Unfortunately and disappointingly, I became ill during the festival and missed the third night of screenings. Ella Henry screened her Ph.D. thesis film called Wairua Auaha (meaning something akin to “creative spirit” as she explained to me), which is about “emancipatory Maori entrepreneurship in screen production.” Sounds great, and I’ll be watching it soon! Also, two episodes of the series “Songs from the Inside” screened. This is a successful Maori Television series which follows four Kiwi musicians as they teach songwriting to prison inmates. (I wish I could’ve been there!)
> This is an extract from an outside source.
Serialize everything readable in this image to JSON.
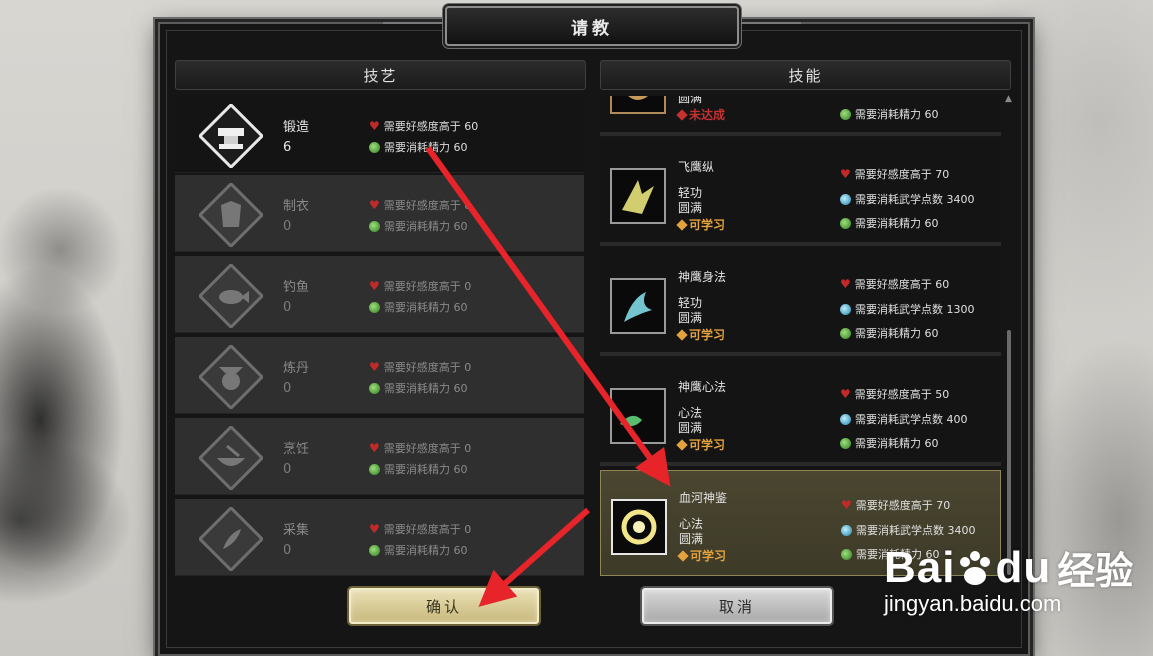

This is the first time I have watched this video and am very proud to see Wahine Maori filmmakers. I myself have a passion for photography and would love to pursue photographing my Whanau, Hapu and Iwi to tell their stories for their future children and Mokopuna. Listening to the beautiful
Waiata ‘Taku Rakau e’ and how it was created by Hinekitekapua gives me a greater respect and understanding of our history and how important it is to learn by this. Thank you to the Wahine who re-create these oral traditions by film. They are sacred and important to our future generations as you say, to keep our culture in existence. Mauri ora!